Nationally-renowned professional photographer Rachael Smith, from Stamford, releases debut book 'London Shopfronts'
A professional photographer has spent an eventful year capturing iconic London shops for her debut book.
Rachael Smith, from Stamford, has collaborated with writer Emma J Page to create ‘London Shopfronts’ a photographic book on some of the capital's most iconic stores.
The book took a year to shoot, fitted around her other work as an interiors and portrait photographer, and is already proving popular.
It has earned coverage in London listings and events bible Time Out and sold 1,200 copies within a week of its release.
Seeing her name on a book sleeve realises a long-held ambition.
"It's something that's been on my bucket list for ages - it means a lot," she said.
"When you hold a book in your hand, it makes you realise that all that hard work and all that time was worth it."
Rachael moved to Stamford on an impulse 13 years ago and lives here with her husband Adrian and nine-year-old son Henry, following 15 years in London.
Her break in photography came when she was chosen to feature in an early fly-on-the-wall TV documentary which raised her profile.
She has gone on to have a successful 22-year freelance career, working with the UK’s leading national newspaper supplements and luxury lifestyle magazines, earning commissions to shoot all over the world, from New York to New Zealand.
As well as showcasing impressive architecture and iconic facades, her book is also part-cultural history.
Places featured include Pellicci’s cafe, an apparent haunt of notorious gangsters Ronnie and Reggie Kray, while Broadway Hair Stylist was where a young Rod Stewart went for a trim.
Yet while Rachael and Emma were busy documenting their past, telling their future is a different story.
"It was a photographer's dream because you are recording history," she added.
"It's a celebration of independent shops, but in 20 years we don't know which of those shops will still be there.

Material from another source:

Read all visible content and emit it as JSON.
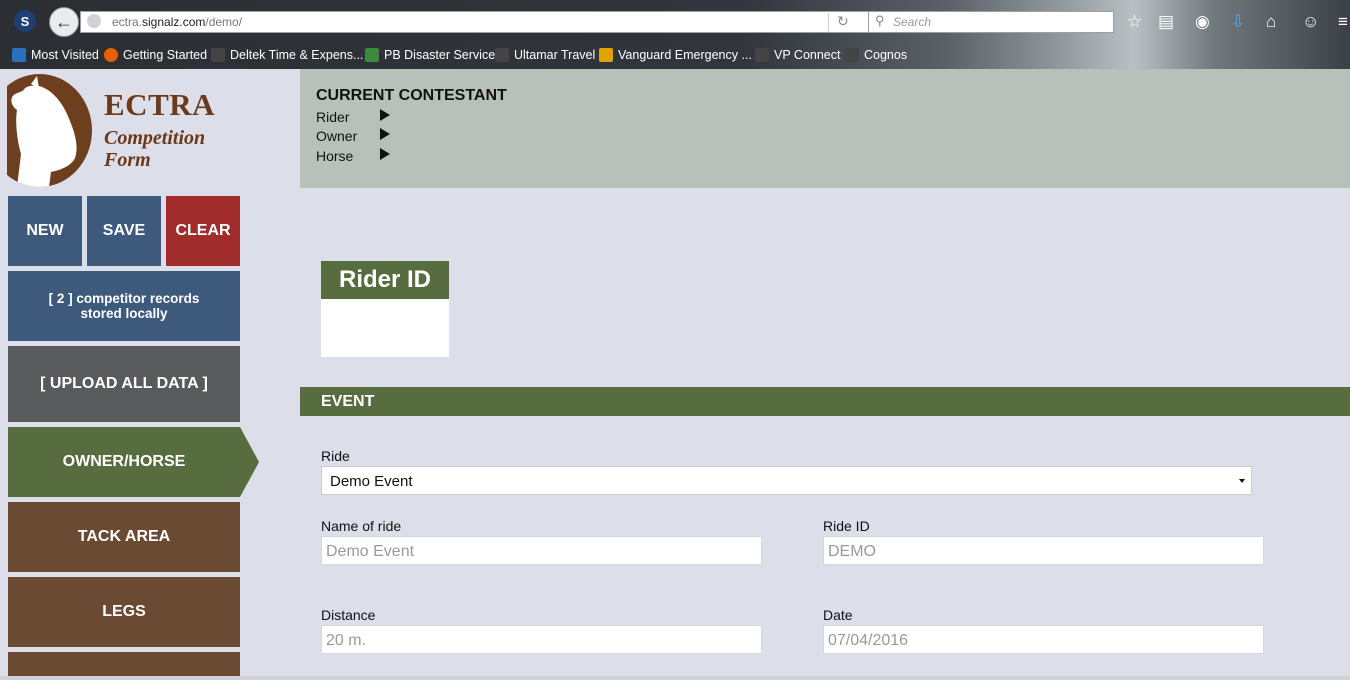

"We don't know what's going to happen to them because of big online companies.
"When you click a button for a massive company you are depriving these small businesses that look after you in their shops. It applies right here in Stamford, too"
Rachael also had to lean on a range of skills away from the camera lens during production.
"I was half-traffic warden, half-photographer," she explained.
"People would park in front of the shops so I became good at negotiating with them to move.
"I would also call friends in London before I set off to check the weather was okay, but by the time I got there it would be raining and you can't shoot when it's raining.
"We were also doing it in the middle of lockdown so it was tricky trying to get the shots because some of the shops were closed."
‘London Shop Fronts’ (Hoxton Mini Press) is available at £22.95 from all good bookshops and Amazon.